The one thing that’s clear about the financial forecasts that experts made for 2014 is that virtually all of them delivered premature advice. Most significantly, projections of rising interest rates and disastrous downticks in bond prices didn’t materialize.
So, when we tell you that projections for 2015 by economic and stock-market experts are strikingly similar to what the pros said would happen for 2014, we wouldn’t blame anyone for thinking, “Yeah, right.” However, the evidence to support such a forecast for 2015 is much stronger than what existed a year ago.
What’s different in 2015 is that Federal Reserve signaled that it no longer plans to prop up the U.S. economy by flooding it with new money and freezing interest rates at record lows. Further, central banks around the world seemingly are following The Fed’s former policy by trying to boost their economies and daring investors to put money overseas. Meanwhile, the bull stock market has become the fourth-longest upswing in the past 80 years, reaching record highs and raising experts’ concerns that the market is more likely to go down than to keep rising. Such a market environment puts a premium on picking the right stocks over buying a basket of stocks, such as an index fund, based on an expectation that a surging market will generate gains. In addition, investor-sentiment gauges show that consumers feel better about the stock market than they did even during the highflying 30-plus percent surge in 2013.
When investors are feeling bulletproof—as they appeared to be at press time after the market avoided a late-2014 meltdown and rebounded to new highs in October 2014—it’s typically time to invest in Kevlar suits and look for a bunker. That’s because the market historically punishes overconfidence with increased volatility, if not an outright downturn (although not a major collapse).
If you ignored the prognostications for 2014 and didn’t change your tactics, you weren’t punished for your inactivity, because 2014 proved to be a decent year just by sticking with what had worked during the booming market of 2013. We believe that you might not be so lucky letting things ride in 2015. Consumers will encounter rising interest rates and an improving economy at a time when a bull market is aging and you have a little extra disposable income because of a decrease in gasoline prices. How should investors navigate all of those factors in 2015? Read on.
RISING RATES. For all of the talk of interest rates rising, the earliest that The Fed is likely to move is mid-2015. Fed Chair Janet Yellen said in March 2014 to expect no interest-rate increases until 6 months after the central bank was done with quantitative easing. Quantitative easing is the aggressive bond- and debt-buying policy that The Fed has used since the global financial crisis of 2008 to prop up the economy and, in turn, the stock market. Quantitative easing held interest rates low and dared consumers to buy stocks rather than “fight the Fed.”
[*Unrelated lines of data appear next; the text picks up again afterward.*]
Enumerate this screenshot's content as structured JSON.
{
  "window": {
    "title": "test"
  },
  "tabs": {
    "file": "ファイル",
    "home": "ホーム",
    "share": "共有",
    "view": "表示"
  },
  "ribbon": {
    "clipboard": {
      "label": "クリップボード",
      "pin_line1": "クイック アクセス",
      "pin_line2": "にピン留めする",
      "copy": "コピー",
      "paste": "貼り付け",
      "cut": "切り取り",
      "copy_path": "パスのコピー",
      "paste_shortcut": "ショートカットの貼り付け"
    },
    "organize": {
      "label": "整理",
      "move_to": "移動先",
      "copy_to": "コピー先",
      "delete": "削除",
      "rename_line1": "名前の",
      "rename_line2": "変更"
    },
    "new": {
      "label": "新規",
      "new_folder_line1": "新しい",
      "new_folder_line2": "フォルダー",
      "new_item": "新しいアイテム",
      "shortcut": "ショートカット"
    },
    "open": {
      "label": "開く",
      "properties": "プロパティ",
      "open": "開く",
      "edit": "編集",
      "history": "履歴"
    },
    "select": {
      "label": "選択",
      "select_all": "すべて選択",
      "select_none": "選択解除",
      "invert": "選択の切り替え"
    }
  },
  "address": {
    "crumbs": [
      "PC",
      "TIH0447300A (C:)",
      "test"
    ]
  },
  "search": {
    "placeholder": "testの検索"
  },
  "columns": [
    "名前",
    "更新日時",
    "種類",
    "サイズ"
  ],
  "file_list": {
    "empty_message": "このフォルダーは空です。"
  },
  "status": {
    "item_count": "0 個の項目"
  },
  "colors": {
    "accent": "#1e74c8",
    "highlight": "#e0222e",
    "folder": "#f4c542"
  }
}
Retirement Investing in a Rising-Rate Environment
The Fed began to empty the punch bowl that’s quantitative easing in fall 2014. If you add a few months for Yellen to make sure that the economic data are stable before you start the 6-month countdown clock, then the earliest that you should expect to see a rate hike is June 2015. Barring a sudden change in employment data, The Fed will hold out for as long as possible to make sure that the stock market doesn’t crack when rates finally move. The waiting game is designed to let Wall Street anticipate the moves and price them in before they happen, so the actual rate hikes don’t create massive volatility, like what happened in 2012. That year, former Fed Chairman Ben Bernanke’s hints at a change in policy sent the stock market into a tizzy.
Removing quantitative easing won’t end the investment party, but it changes the refreshments. For savers and investors, the results will look appealing compared with what has been available for nearly the past decade, but they won’t quench your thirst for larger, safer investment gains. For example, in the final months of 2014, banks started to advertise rates on 3- and 5-year certificates of deposit (CDs) as though a return of 1.4 percent were something to cheer about. Such returns aren’t, because, at such a rate, it will take at least 50 years for you to double your money.
Greg McBride, who is the chief analyst at Bankrate.com, cautions against being sucked in by early offers for longer term CDs, because doing so will lock up money at a yield that will be too low when The Fed finally moves in 2015. The consensus among experts whom we interviewed is that The Fed will take two steps up the rate-hike ladder, each likely to be 0.25 percentage point, by the end of 2015. The first of the two rate hikes could come as early as June 2015, says Russ Koesterich, who is the global chief equity strategist for investment-management company BlackRock.